- Enhance use of police diversion. Police diversion efforts can be strengthened by expanding Texas’s cite and summons law to additional offenses such as criminal trespass. Also, it should be clarified to ensure prosecutors treat these cases similarly to those in which a custodial arrest is made, thereby delivering on the original intent to make sure all police agencies have the citations with court dates indicated on them so they can exercise this option. The statute should also be revised to include a presumption that the authority should be exercised if the existing criteria are met, unless the officer determines the person is a danger to public safety or a flight risk.
- Amend the Texas Constitution to allow for denial of bail, also known as preventive detention, in a wider range of cases after an adversarial hearing if the court determines there are no conditions under which the defendant can be safely supervised in the community and there is clear and convincing evidence, not just probable cause, that the defendant committed the charged offense.
- Require rapid use of risk assessment and provision of counsel for pretrial defendants. If the court determines the defendant is not too dangerous to be released, existing law should be changed to require that any financial conditions imposed be affordable for the defendant.
- Increase reliance on alternatives to court-appointed counsel, including voucher pilot program and managed assigned counsel.
Improving Indigent Defense in Texas by Vikrant Reddy, Texas Public Policy Foundation (July 2012).
Bringing Balance to Pretrial Proceedings: Solutions for Early Representation of Indigent Defendants by Marc Levin, Texas Public Policy Foundation (April 2015).
Public Safety and Cost Control Solutions for Texas County Jails by Marc Levin, Texas Public Policy Foundation (March 2012).

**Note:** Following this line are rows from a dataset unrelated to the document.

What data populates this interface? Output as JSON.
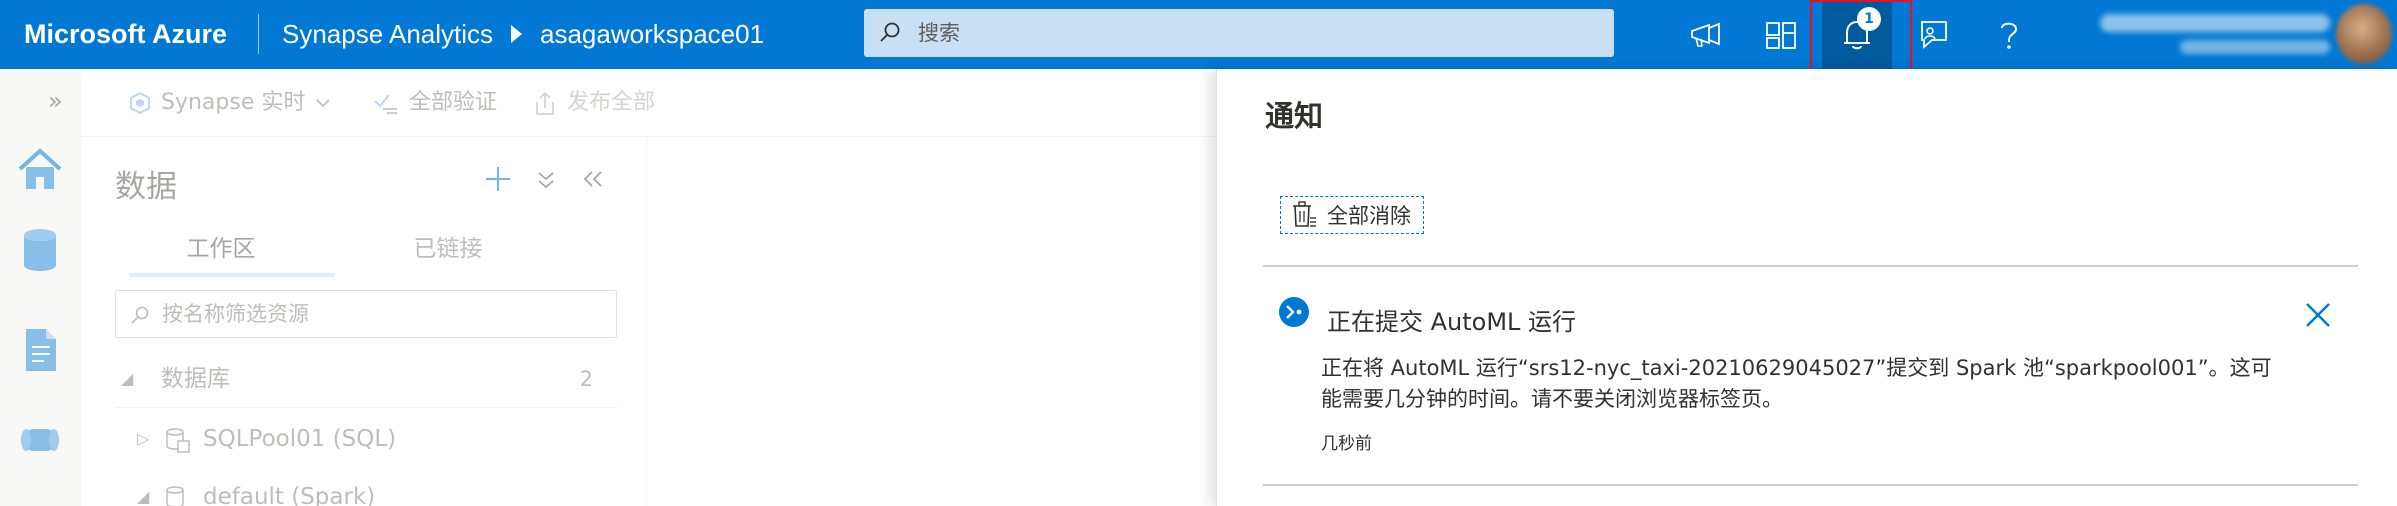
{
  "topbar": {
    "brand": "Microsoft Azure",
    "breadcrumb": [
      "Synapse Analytics",
      "asagaworkspace01"
    ],
    "search_placeholder": "搜索",
    "notification_count": "1",
    "icons": [
      "megaphone-icon",
      "portal-settings-icon",
      "bell-icon",
      "feedback-icon",
      "help-icon"
    ]
  },
  "toolbar": {
    "synapse_live": "Synapse 实时",
    "validate_all": "全部验证",
    "publish_all": "发布全部"
  },
  "data_panel": {
    "title": "数据",
    "tabs": [
      "工作区",
      "已链接"
    ],
    "filter_placeholder": "按名称筛选资源",
    "tree": [
      {
        "label": "数据库",
        "count": "2"
      },
      {
        "label": "SQLPool01 (SQL)"
      },
      {
        "label": "default (Spark)"
      }
    ]
  },
  "notifications": {
    "title": "通知",
    "clear_all": "全部消除",
    "items": [
      {
        "title": "正在提交 AutoML 运行",
        "body": "正在将 AutoML 运行“srs12-nyc_taxi-20210629045027”提交到 Spark 池“sparkpool001”。这可能需要几分钟的时间。请不要关闭浏览器标签页。",
        "time": "几秒前"
      }
    ]
  },
  "colors": {
    "accent": "#0078d4",
    "active_button": "#005a9e",
    "highlight": "#e81123"
  }
}
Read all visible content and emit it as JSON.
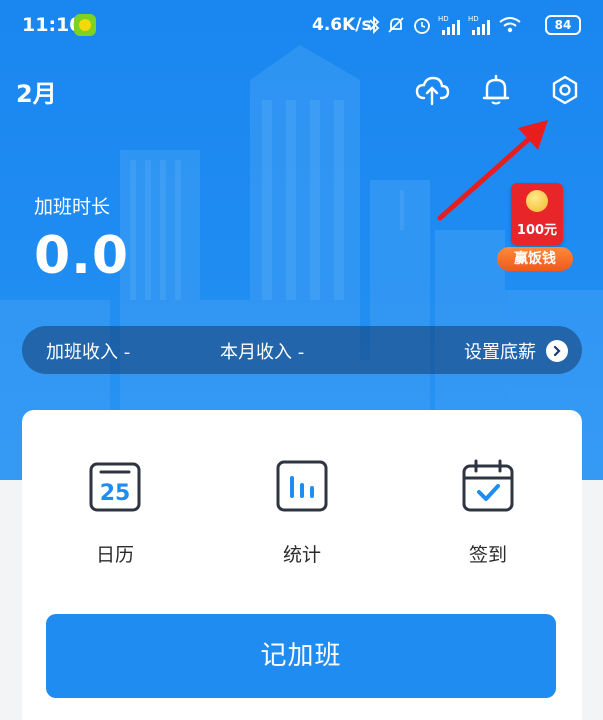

Open Roads and Overflowing Jails: Addressing High Rates of Rural Pretrial Incarceration by Marc Levin and Michael Haugen, Texas Public Policy Foundation (May 2018).